RECORDS TO PROCESS: Begin

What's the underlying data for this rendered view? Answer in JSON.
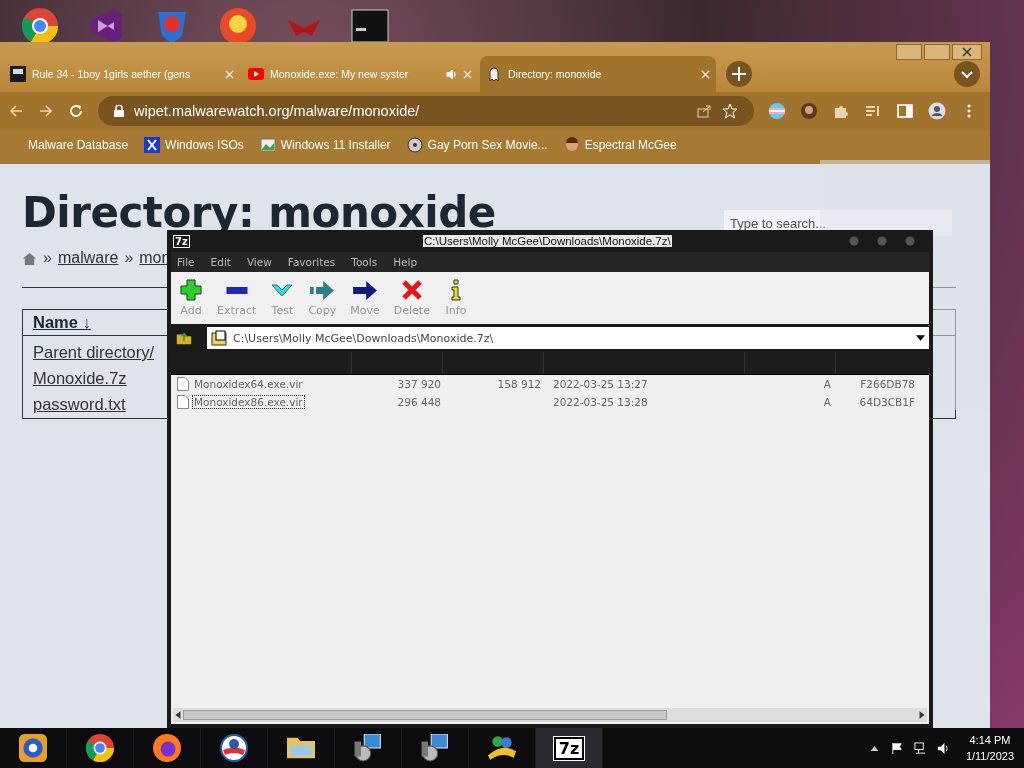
{
  "browser": {
    "tabs": [
      {
        "title": "Rule 34 - 1boy 1girls aether (gens",
        "selected": false,
        "audio": false
      },
      {
        "title": "Monoxide.exe: My new syster",
        "selected": false,
        "audio": true
      },
      {
        "title": "Directory: monoxide",
        "selected": true,
        "audio": false
      }
    ],
    "address": "wipet.malwarewatch.org/malware/monoxide/",
    "bookmarks": [
      {
        "label": "Malware Database"
      },
      {
        "label": "Windows ISOs"
      },
      {
        "label": "Windows 11 Installer"
      },
      {
        "label": "Gay Porn Sex Movie..."
      },
      {
        "label": "Espectral McGee"
      }
    ],
    "page": {
      "heading": "Directory: monoxide",
      "breadcrumb": [
        {
          "separator": "»",
          "label": "malware"
        },
        {
          "separator": "»",
          "label": "mon"
        }
      ],
      "search": {
        "placeholder": "Type to search..."
      },
      "column": "Name ↓",
      "entries": [
        "Parent directory/",
        "Monoxide.7z",
        "password.txt"
      ]
    }
  },
  "archiver": {
    "logo": "7z",
    "title": "C:\\Users\\Molly McGee\\Downloads\\Monoxide.7z\\",
    "menu": [
      "File",
      "Edit",
      "View",
      "Favorites",
      "Tools",
      "Help"
    ],
    "tools": [
      {
        "label": "Add",
        "kind": "add"
      },
      {
        "label": "Extract",
        "kind": "extract"
      },
      {
        "label": "Test",
        "kind": "test"
      },
      {
        "label": "Copy",
        "kind": "copy"
      },
      {
        "label": "Move",
        "kind": "move"
      },
      {
        "label": "Delete",
        "kind": "delete"
      },
      {
        "label": "Info",
        "kind": "info"
      }
    ],
    "path": "C:\\Users\\Molly McGee\\Downloads\\Monoxide.7z\\",
    "files": [
      {
        "column_1": "Monoxidex64.exe.vir",
        "column_2": "337 920",
        "column_3": "158 912",
        "column_4": "2022-03-25 13:27",
        "column_5": "A",
        "column_6": "F266DB78",
        "selected": false
      },
      {
        "column_1": "Monoxidex86.exe.vir",
        "column_2": "296 448",
        "column_4": "2022-03-25 13:28",
        "column_5": "A",
        "column_6": "64D3CB1F",
        "selected": true
      }
    ]
  },
  "taskbar": {
    "apps": [
      {
        "kind": "canary",
        "selected": false
      },
      {
        "kind": "chrome",
        "selected": false
      },
      {
        "kind": "firefox",
        "selected": false
      },
      {
        "kind": "circle",
        "selected": false
      },
      {
        "kind": "folder",
        "selected": false
      },
      {
        "kind": "installer",
        "selected": false
      },
      {
        "kind": "installer",
        "selected": false
      },
      {
        "kind": "messenger",
        "selected": false
      },
      {
        "kind": "sevenzip",
        "label": "7z",
        "selected": true
      }
    ],
    "time": "4:14 PM",
    "date": "1/11/2023"
  }
}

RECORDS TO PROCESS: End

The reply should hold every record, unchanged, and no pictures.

What's the underlying data for this rendered view? Answer in JSON.
{
  "browser": {
    "tabs": [
      {
        "title": "Rule 34 - 1boy 1girls aether (gens",
        "selected": false,
        "audio": false
      },
      {
        "title": "Monoxide.exe: My new syster",
        "selected": false,
        "audio": true
      },
      {
        "title": "Directory: monoxide",
        "selected": true,
        "audio": false
      }
    ],
    "address": "wipet.malwarewatch.org/malware/monoxide/",
    "bookmarks": [
      {
        "label": "Malware Database"
      },
      {
        "label": "Windows ISOs"
      },
      {
        "label": "Windows 11 Installer"
      },
      {
        "label": "Gay Porn Sex Movie..."
      },
      {
        "label": "Espectral McGee"
      }
    ],
    "page": {
      "heading": "Directory: monoxide",
      "breadcrumb": [
        {
          "separator": "»",
          "label": "malware"
        },
        {
          "separator": "»",
          "label": "mon"
        }
      ],
      "search": {
        "placeholder": "Type to search..."
      },
      "column": "Name ↓",
      "entries": [
        "Parent directory/",
        "Monoxide.7z",
        "password.txt"
      ]
    }
  },
  "archiver": {
    "logo": "7z",
    "title": "C:\\Users\\Molly McGee\\Downloads\\Monoxide.7z\\",
    "menu": [
      "File",
      "Edit",
      "View",
      "Favorites",
      "Tools",
      "Help"
    ],
    "tools": [
      {
        "label": "Add",
        "kind": "add"
      },
      {
        "label": "Extract",
        "kind": "extract"
      },
      {
        "label": "Test",
        "kind": "test"
      },
      {
        "label": "Copy",
        "kind": "copy"
      },
      {
        "label": "Move",
        "kind": "move"
      },
      {
        "label": "Delete",
        "kind": "delete"
      },
      {
        "label": "Info",
        "kind": "info"
      }
    ],
    "path": "C:\\Users\\Molly McGee\\Downloads\\Monoxide.7z\\",
    "files": [
      {
        "column_1": "Monoxidex64.exe.vir",
        "column_2": "337 920",
        "column_3": "158 912",
        "column_4": "2022-03-25 13:27",
        "column_5": "A",
        "column_6": "F266DB78",
        "selected": false
      },
      {
        "column_1": "Monoxidex86.exe.vir",
        "column_2": "296 448",
        "column_4": "2022-03-25 13:28",
        "column_5": "A",
        "column_6": "64D3CB1F",
        "selected": true
      }
    ]
  },
  "taskbar": {
    "apps": [
      {
        "kind": "canary",
        "selected": false
      },
      {
        "kind": "chrome",
        "selected": false
      },
      {
        "kind": "firefox",
        "selected": false
      },
      {
        "kind": "circle",
        "selected": false
      },
      {
        "kind": "folder",
        "selected": false
      },
      {
        "kind": "installer",
        "selected": false
      },
      {
        "kind": "installer",
        "selected": false
      },
      {
        "kind": "messenger",
        "selected": false
      },
      {
        "kind": "sevenzip",
        "label": "7z",
        "selected": true
      }
    ],
    "time": "4:14 PM",
    "date": "1/11/2023"
  }
}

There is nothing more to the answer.